Looming large, the Boy Scouts founder Lord Robert Baden-Powell looks down in consternation from the wall of a central city scout hall at the scene below: a young woman lies unconscious with horrible injuries inflicted by two teenage girls who peer over her.

One seems perplexed, almost remorseful - but not quite; the other keen to escape to a bar and toast their exploits. Confused and nervy, a teenage boy hovers close by. Society was never prepared for young people like these but you should meet the mother: a chain-smoking, pill-popping alcoholic fixated on her teenage son. As for the father, he's an investment banker in Hong Kong who adheres to the idea that out of sight is out of mind.

Silo Theatre artistic director Shane Bosher watches the same scene with equal intensity at rehearsals for Silo Theatre's first play of the year, That Face.

The kids, of course, are actors and not kids at all but they are relative newcomers when it comes to the do-or-die environment of live theatre - and the troubling world created by precociously young English playwright Polly Stenham.

Chelsie Preston Crayford, 22, plays Mia, kicked out of boarding school for her role in a sadistic initiation ritual which leaves a younger girl, Alice (played by Edith Poor) severely injured. It is Preston Crayford's biggest stage role to date, although she appeared as Czech supermodel Zoya in last year's Ruben Guthrie.

In many respects, that role was easier. As Preston Crayford says, she was an overt character with "tits out, high heels on" whereas Mia requires a more nuanced performance and deeper understanding. "Mia is really just a vulnerable kid, although she tries to layer maturity on to that."

Rose McIver, 21, most recently seen in the film The Lovely Bones, says she is playing against type as Mia's devilish best friend, Izzy.

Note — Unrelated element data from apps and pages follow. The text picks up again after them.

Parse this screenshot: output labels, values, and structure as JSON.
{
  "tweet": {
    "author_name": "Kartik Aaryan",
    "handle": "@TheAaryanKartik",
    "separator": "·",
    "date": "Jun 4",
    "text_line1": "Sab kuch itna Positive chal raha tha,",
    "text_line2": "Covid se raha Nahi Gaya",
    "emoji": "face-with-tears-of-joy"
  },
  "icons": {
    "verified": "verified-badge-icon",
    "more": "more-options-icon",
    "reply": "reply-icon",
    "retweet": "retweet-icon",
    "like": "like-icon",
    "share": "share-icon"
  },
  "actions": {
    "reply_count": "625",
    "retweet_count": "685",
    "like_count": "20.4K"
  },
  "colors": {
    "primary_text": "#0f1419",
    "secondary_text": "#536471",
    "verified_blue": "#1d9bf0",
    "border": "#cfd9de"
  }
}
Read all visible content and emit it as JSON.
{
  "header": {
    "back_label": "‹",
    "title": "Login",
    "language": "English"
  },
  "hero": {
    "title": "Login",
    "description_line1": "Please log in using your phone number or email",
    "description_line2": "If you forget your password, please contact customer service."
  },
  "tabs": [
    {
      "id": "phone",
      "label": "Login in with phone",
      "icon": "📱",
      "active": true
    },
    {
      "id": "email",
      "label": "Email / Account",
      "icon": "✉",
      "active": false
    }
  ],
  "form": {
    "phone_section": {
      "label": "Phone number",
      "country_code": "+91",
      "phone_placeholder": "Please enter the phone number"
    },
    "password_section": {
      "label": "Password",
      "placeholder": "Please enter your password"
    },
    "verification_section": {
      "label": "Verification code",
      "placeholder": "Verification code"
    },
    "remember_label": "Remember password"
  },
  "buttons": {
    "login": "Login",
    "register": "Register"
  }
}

Suggest Izzy seems a tad psychotic and McIver feigns mock indignation, then smiles.

"You might be right. She is pretty mixed up. She is a very different role to the ones I have played before. I never get cast in parts like this because, well, I've got the face of an 8-year-old. I'm really enjoying this experience but, like I say, it is very foreign to me."

Dan Weekes, 22, is fresh out of Toi Whakaari - the New Zealand Drama School. He graduated late last year and has worked with Capital E children's theatre in Wellington. Now he plays Henry, who drops out of school to care for his manipulative mother Martha (played by Jennifer Ward-Lealand).

Wild and unpredictable, Martha seems to have "a thing" for Henry, which gives That Face an oedipal glow but there's more to it than that, say the cast. There is no sole protagonist, rather a whole family in desperate need of a make-over.

"But it's not didactic," adds Weekes. "It doesn't say this is dysfunction and this is how you fix it."

Casting the young actors challenged director Bosher. Originally he intended to cast teenagers but gradually realised after numerous auditions that it was too big an ask for adolescents. He researched overseas productions and on discovering they used actors just into their 20s, decided to do likewise.

"So we've got adults playing teenagers playing at being adults. I think when you turn 18 and leave school, those first couple of years out in the 'real world' age you by about five years in terms of worldliness.

"It's interesting working with these three because they have to curb their adult instincts and revisit what it means to be a teenager wanting to be perceived as an adult."

The need to cast actors in their 20s is ironic considering Polly Stenham was just 19 when That Face debuted at London's Royal Court Theatre. The following year, she became the youngest playwright to have her work transferred to the West End. Not surprisingly, she won just about every award going, for a work most assumed was autobiographical. Stenham is adamant it is not, although her experiences as a boarding school pupil must have given her insight into a world simultaneously privileged but poor.

Daily Telegraph critic Charles Spencer noted Stenham's "sharp eye and ear for upper middle-class manners and speech patterns" and stated the play usefully reminds us that "despair and misfortune are no respecters of an individual's bank balance".

Bosher says That Face yanks back the curtain on upper middle-class life, revealing a world of neglect and abuse where Mia and Henry have been forced to parent their mother, Martha. When Mia is sent packing from her posh boarding school, Dad (played by Andrew Grainger) comes rushing home from Hong Kong to fix his family by flipping out his gold card. "I think it shows you can't just throw money at a problem," says Bosher.

"Or drugs," adds Preston Crayford. "One of the most important things to me about this play is the messages it contains about mental illness. Martha starts off with post natal depression, becomes manic depressive and tries to self-medicate with disastrous and far-reaching results. You can't just throw drugs at an issue, either."

What: That Face
Where and when: Herald Theatre, March 19-April 10